A LETTER FROM THE PRESIDENT
Two years ago, we launched an ambitious reimagining of Winrock’s approach to international development. The aim was to combine our organization’s long history of innovation and achievement with new strategies and approaches to position us for success in a rapidly evolving development environment. The past year has provided plenty of evidence that our efforts are both making a powerful impact in people’s lives and setting Winrock up to be even more effective in the future.
At the core of Winrock’s new vision is a determination to deliver robust and verifiable results to the people we serve. One prime example of what that looks like in practice is the Pakistan Agriculture and Cold Chain Development project (PACCD), a joint effort between Winrock and the U.S. Department of Agriculture (USDA). PACCD was designed both to connect fishers and farmers with consumers eager to purchase their products and to introduce the infrastructure and technologies required to ensure goods didn’t spoil before arriving at market. The project, which ended in 2015, achieved those goals. By increasing yields and dramatically reducing post-harvest losses, the program helped boost farmer revenues by as much as 45 percent.
In Cambodia, our years-long work as part of the U.S. Agency for International Development’s (USAID) Supporting Forests and Biodiversity Project helped lay the groundwork for the protection of 310,000 hectares of the Prey Lang Landscape, a magnificent swath of forest that has long been threatened by deforestation and poaching. Across the globe in Macedonia, Winrock staffers have worked closely with policymakers and the private sector to slash the amount of time it takes to invest in renewable energy projects by 12 months.
There are countless other examples of the impact Winrock is making with the 100-plus projects we operate in nearly 50 countries. But it’s important to remember that there are real people behind these statistics. In Nepal, for instance, Winrock runs the USAID-funded Knowledge-based Integrated Sustainable Agriculture and Vietnam Forests and Deltas. Nguyen Minh Du Nutrition (KISAN) project, which helps farmers select and effectively grow crops that the country’s consumers are eager to buy. Through the assistance he has received from KISAN, Kumar Thapa, a small farmer in western Nepal, now grows tomatoes, cucumbers and chilies instead of wheat and corn. The changes Thapa has made have literally transformed his life. Once compelled to leave Nepal to search for work in Qatar, Thapa has doubled his income and is able to send his two children to school, purchase more land and put away money in savings.

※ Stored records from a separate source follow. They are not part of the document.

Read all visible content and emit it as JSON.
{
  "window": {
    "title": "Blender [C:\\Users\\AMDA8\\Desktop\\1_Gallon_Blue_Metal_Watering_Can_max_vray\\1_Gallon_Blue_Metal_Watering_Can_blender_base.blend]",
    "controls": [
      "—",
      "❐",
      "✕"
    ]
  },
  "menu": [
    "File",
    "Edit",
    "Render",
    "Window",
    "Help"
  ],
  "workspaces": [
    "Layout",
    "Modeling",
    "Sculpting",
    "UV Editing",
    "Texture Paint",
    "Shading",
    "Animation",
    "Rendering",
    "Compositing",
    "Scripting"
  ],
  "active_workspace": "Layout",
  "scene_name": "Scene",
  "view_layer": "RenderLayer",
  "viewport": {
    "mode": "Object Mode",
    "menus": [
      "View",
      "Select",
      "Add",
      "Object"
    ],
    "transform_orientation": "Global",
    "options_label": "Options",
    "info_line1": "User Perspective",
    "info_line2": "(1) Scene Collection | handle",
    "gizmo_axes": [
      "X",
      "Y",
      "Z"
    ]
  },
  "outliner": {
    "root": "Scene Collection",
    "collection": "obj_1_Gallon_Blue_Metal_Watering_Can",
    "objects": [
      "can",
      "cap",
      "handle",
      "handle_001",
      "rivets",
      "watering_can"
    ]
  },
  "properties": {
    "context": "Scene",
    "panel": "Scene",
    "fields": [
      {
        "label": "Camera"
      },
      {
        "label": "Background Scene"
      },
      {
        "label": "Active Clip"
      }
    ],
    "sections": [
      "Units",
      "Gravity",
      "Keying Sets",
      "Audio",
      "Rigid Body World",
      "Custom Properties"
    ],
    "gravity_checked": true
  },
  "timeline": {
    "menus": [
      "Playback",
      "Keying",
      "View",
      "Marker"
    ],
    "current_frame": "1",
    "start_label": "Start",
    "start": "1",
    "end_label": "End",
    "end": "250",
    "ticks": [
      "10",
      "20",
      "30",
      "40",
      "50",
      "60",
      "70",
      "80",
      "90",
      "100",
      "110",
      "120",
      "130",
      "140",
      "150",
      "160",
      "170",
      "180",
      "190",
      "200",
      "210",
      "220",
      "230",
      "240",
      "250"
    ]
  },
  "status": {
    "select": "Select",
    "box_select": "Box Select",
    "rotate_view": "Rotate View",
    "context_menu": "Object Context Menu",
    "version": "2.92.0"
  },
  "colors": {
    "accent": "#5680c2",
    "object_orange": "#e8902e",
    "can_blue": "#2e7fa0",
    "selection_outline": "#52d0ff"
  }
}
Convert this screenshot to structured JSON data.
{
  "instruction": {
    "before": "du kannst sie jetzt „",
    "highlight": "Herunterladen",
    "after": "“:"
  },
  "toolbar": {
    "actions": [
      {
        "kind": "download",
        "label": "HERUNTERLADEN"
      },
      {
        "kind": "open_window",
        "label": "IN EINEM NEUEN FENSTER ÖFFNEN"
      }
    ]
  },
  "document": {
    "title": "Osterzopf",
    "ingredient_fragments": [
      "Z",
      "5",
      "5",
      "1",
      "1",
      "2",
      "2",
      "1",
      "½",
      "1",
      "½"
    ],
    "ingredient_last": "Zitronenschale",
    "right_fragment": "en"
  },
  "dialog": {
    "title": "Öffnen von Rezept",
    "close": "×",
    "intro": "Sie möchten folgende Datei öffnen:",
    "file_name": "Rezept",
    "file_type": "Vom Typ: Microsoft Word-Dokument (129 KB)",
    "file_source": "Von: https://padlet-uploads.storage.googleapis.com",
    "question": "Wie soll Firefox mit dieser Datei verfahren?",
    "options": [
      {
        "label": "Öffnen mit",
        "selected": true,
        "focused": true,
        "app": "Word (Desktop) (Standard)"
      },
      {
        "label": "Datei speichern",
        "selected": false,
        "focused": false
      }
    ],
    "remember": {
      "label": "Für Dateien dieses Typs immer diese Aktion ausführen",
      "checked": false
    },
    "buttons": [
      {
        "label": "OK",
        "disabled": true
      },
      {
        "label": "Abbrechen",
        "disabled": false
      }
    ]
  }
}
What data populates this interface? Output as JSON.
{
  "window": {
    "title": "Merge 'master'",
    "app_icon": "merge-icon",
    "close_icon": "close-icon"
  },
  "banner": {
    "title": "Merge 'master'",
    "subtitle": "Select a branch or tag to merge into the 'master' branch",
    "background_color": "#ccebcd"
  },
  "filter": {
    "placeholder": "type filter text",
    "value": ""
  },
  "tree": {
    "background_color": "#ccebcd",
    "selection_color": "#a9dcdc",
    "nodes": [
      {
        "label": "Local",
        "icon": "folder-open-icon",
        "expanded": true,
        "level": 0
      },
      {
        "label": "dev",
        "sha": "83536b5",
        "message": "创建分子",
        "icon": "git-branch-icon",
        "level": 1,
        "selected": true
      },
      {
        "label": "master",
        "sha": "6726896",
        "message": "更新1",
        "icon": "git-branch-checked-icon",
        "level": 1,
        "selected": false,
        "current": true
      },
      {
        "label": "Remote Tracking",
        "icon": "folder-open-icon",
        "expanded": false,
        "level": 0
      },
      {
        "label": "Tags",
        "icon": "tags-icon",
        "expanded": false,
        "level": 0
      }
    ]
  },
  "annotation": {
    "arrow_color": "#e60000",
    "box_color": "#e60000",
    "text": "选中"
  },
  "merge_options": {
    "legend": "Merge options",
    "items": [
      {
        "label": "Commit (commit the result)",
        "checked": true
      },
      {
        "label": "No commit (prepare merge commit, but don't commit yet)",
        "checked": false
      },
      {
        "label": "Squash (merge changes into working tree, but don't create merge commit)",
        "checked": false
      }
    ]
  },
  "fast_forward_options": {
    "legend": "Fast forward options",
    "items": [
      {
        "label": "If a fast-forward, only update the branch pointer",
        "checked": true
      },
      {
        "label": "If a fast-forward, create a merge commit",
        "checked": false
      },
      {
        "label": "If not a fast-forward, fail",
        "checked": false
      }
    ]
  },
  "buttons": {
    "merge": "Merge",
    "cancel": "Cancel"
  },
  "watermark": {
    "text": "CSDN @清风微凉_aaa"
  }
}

Winrock is committed to continuing, deepening and expanding our global impact. To do that, we will remain focused on addressing the world’s biggest challenges. In 2015, for example, the decades of work Winrock’s American Carbon Registry (ACR) has devoted to developing carbon markets was incorporated into the United Nations’ successful Conference of the Parties (COP 21) climate deal in Paris. After the agreement was negotiated, Todd Stern, the U.S. Special Envoy for Climate Change, gave ACR credit for proving the viability of carbon markets: “You develop the methodologies that make it possible to do carbon market trading with environmental integrity, and that’s what it’s all about.” Winrock staff and volunteer experts also visited Cuba in early 2015 to explore ways to deepen our engagement with that nation’s agriculture sector. We expect to host a contingent of Cuban farmers in 2016, an example of both an evolving U.S.-Cuba relationship and the promise we see in expanding ties to benefit the people of both countries.
To increase the impact of Winrock staff and programs, we will also continue to pursue important internal changes. Our legacy of innovation is a point of pride, and we will work hard to build on it by reinforcing a workplace culture free of silos, where ideas and people freely mix. Though the world’s challenges are more complex and interrelated than they’ve ever been, Winrock will always evolve and adapt to meet them. Two things won’t change. Our geographic reach will continue to include the United States, where we have an active and growing set of programs. What also won’t change is our core mission, which remains as relevant and important today as it was over three decades ago when Winrock was founded: to empower the disadvantaged, increase economic opportunity and sustain natural resources.
Rodney Ferguson President & Chief Executive Officer